START Material for the task

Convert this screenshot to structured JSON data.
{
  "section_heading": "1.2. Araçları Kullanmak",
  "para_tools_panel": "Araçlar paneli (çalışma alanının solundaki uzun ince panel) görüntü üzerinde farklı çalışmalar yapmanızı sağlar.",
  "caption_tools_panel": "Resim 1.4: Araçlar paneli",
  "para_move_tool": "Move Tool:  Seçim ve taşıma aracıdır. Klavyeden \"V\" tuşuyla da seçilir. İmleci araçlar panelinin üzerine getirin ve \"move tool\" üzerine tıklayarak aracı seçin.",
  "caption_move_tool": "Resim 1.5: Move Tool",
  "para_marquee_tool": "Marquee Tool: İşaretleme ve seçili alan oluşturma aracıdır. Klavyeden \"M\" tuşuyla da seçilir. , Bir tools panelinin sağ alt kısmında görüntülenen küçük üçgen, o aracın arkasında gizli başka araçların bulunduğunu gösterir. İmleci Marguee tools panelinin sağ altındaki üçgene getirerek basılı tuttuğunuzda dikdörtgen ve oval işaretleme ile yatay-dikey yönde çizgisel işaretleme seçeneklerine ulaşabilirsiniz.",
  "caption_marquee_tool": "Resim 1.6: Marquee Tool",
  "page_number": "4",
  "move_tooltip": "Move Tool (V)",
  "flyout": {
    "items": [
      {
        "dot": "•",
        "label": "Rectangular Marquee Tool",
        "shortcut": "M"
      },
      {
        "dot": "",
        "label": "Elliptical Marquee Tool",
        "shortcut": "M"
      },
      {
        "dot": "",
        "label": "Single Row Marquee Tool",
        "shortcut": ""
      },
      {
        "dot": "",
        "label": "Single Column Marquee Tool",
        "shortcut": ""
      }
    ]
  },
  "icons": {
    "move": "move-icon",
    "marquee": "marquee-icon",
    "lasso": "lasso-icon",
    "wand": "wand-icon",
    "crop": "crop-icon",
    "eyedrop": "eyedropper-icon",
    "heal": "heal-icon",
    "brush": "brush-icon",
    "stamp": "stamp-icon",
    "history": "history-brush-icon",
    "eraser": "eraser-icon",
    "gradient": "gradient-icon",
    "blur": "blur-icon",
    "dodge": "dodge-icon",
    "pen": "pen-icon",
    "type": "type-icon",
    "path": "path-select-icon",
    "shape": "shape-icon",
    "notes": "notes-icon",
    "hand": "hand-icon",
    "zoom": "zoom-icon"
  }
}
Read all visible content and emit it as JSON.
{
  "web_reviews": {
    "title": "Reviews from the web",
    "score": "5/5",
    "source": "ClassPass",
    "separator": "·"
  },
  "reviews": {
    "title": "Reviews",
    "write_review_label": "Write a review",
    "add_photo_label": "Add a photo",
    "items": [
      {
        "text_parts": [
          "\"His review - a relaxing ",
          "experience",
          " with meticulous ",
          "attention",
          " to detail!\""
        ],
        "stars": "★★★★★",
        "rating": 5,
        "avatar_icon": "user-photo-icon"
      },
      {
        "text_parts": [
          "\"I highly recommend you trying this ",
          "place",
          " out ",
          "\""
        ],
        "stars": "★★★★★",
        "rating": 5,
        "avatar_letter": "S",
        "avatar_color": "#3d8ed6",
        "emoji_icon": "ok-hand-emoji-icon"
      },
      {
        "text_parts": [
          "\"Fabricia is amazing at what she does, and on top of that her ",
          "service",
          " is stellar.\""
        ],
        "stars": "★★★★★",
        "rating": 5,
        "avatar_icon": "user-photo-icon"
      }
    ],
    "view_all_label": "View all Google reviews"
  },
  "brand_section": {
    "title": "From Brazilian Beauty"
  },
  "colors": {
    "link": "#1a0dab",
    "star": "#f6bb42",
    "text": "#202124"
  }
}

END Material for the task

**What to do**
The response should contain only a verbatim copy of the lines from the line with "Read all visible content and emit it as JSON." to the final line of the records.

**Answer to the problem**
Read all visible content and emit it as JSON.
{
  "web_reviews": {
    "title": "Reviews from the web",
    "score": "5/5",
    "source": "ClassPass",
    "separator": "·"
  },
  "reviews": {
    "title": "Reviews",
    "write_review_label": "Write a review",
    "add_photo_label": "Add a photo",
    "items": [
      {
        "text_parts": [
          "\"His review - a relaxing ",
          "experience",
          " with meticulous ",
          "attention",
          " to detail!\""
        ],
        "stars": "★★★★★",
        "rating": 5,
        "avatar_icon": "user-photo-icon"
      },
      {
        "text_parts": [
          "\"I highly recommend you trying this ",
          "place",
          " out ",
          "\""
        ],
        "stars": "★★★★★",
        "rating": 5,
        "avatar_letter": "S",
        "avatar_color": "#3d8ed6",
        "emoji_icon": "ok-hand-emoji-icon"
      },
      {
        "text_parts": [
          "\"Fabricia is amazing at what she does, and on top of that her ",
          "service",
          " is stellar.\""
        ],
        "stars": "★★★★★",
        "rating": 5,
        "avatar_icon": "user-photo-icon"
      }
    ],
    "view_all_label": "View all Google reviews"
  },
  "brand_section": {
    "title": "From Brazilian Beauty"
  },
  "colors": {
    "link": "#1a0dab",
    "star": "#f6bb42",
    "text": "#202124"
  }
}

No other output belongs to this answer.